Day Parole—When granted day parole, inmates are permitted to participate in community-based activities during the daytime but must return to an institution or half-way house every night, unless otherwise authorized by the Parole Board. Inmates are usually eligible for day parole six months prior to their full parole eligibility. However, if an offender is serving a sentence of two to three years, she may apply for day parole after serving six months of her sentence. Day parole will be granted only when the Parole Board considers that it will aid the inmate’s reform and rehabilitation without posing a risk to society. The Parole Board will set the conditions that the inmate must follow while on day parole.
Full Parole—Full parole allows the inmate to remain at large until the end of sentence, unless the release has been suspended, terminated, or revoked. An offender who is released on full parole must report to a parole supervisor on a regular basis and must inform her supervisor if her personal circumstances change: for example, if she changes jobs.
An inmate is generally eligible for full parole after serving one third of her sentence. Full parole is usually granted to those who do not constitute a risk to the public, who have benefited from imprisonment, and whose reform and rehabilitation will be aided by granting full parole.
Statutory Release—Offenders are usually entitled to be released from imprisonment after they have served two thirds of their sentence. However, the Parole Board of Canada has the authority to detain the offender until she has served her full sentence, or to place conditions on her release. This will occur if it is believed that the offender is likely to:
- commit another offence that will cause death or serious harm to another person;
- commit a sexual offence involving a child;
- commit a serious drug offence before the end of her sentence.

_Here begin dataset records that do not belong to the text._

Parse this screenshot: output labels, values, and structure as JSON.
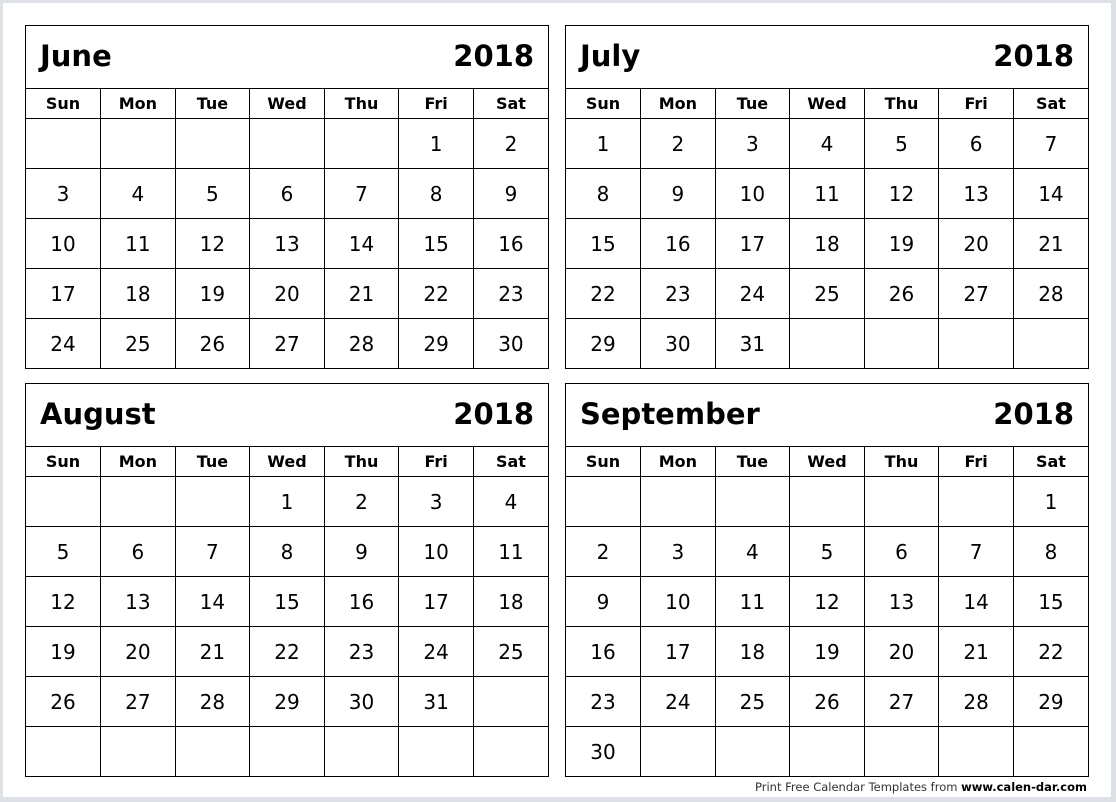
{
  "weekdays": [
    "Sun",
    "Mon",
    "Tue",
    "Wed",
    "Thu",
    "Fri",
    "Sat"
  ],
  "calendars": [
    {
      "month": "June",
      "year": "2018",
      "weeks": [
        [
          "",
          "",
          "",
          "",
          "",
          "1",
          "2"
        ],
        [
          "3",
          "4",
          "5",
          "6",
          "7",
          "8",
          "9"
        ],
        [
          "10",
          "11",
          "12",
          "13",
          "14",
          "15",
          "16"
        ],
        [
          "17",
          "18",
          "19",
          "20",
          "21",
          "22",
          "23"
        ],
        [
          "24",
          "25",
          "26",
          "27",
          "28",
          "29",
          "30"
        ]
      ]
    },
    {
      "month": "July",
      "year": "2018",
      "weeks": [
        [
          "1",
          "2",
          "3",
          "4",
          "5",
          "6",
          "7"
        ],
        [
          "8",
          "9",
          "10",
          "11",
          "12",
          "13",
          "14"
        ],
        [
          "15",
          "16",
          "17",
          "18",
          "19",
          "20",
          "21"
        ],
        [
          "22",
          "23",
          "24",
          "25",
          "26",
          "27",
          "28"
        ],
        [
          "29",
          "30",
          "31",
          "",
          "",
          "",
          ""
        ]
      ]
    },
    {
      "month": "August",
      "year": "2018",
      "weeks": [
        [
          "",
          "",
          "",
          "1",
          "2",
          "3",
          "4"
        ],
        [
          "5",
          "6",
          "7",
          "8",
          "9",
          "10",
          "11"
        ],
        [
          "12",
          "13",
          "14",
          "15",
          "16",
          "17",
          "18"
        ],
        [
          "19",
          "20",
          "21",
          "22",
          "23",
          "24",
          "25"
        ],
        [
          "26",
          "27",
          "28",
          "29",
          "30",
          "31",
          ""
        ],
        [
          "",
          "",
          "",
          "",
          "",
          "",
          ""
        ]
      ]
    },
    {
      "month": "September",
      "year": "2018",
      "weeks": [
        [
          "",
          "",
          "",
          "",
          "",
          "",
          "1"
        ],
        [
          "2",
          "3",
          "4",
          "5",
          "6",
          "7",
          "8"
        ],
        [
          "9",
          "10",
          "11",
          "12",
          "13",
          "14",
          "15"
        ],
        [
          "16",
          "17",
          "18",
          "19",
          "20",
          "21",
          "22"
        ],
        [
          "23",
          "24",
          "25",
          "26",
          "27",
          "28",
          "29"
        ],
        [
          "30",
          "",
          "",
          "",
          "",
          "",
          ""
        ]
      ]
    }
  ],
  "footer": {
    "text": "Print Free Calendar Templates from ",
    "link": "www.calen-dar.com"
  }
}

If an offender breaches the conditions of her release, commits a crime while on release, or becomes a risk to the public, the Board has the authority to revoke her release and detain her until the end of her sentence.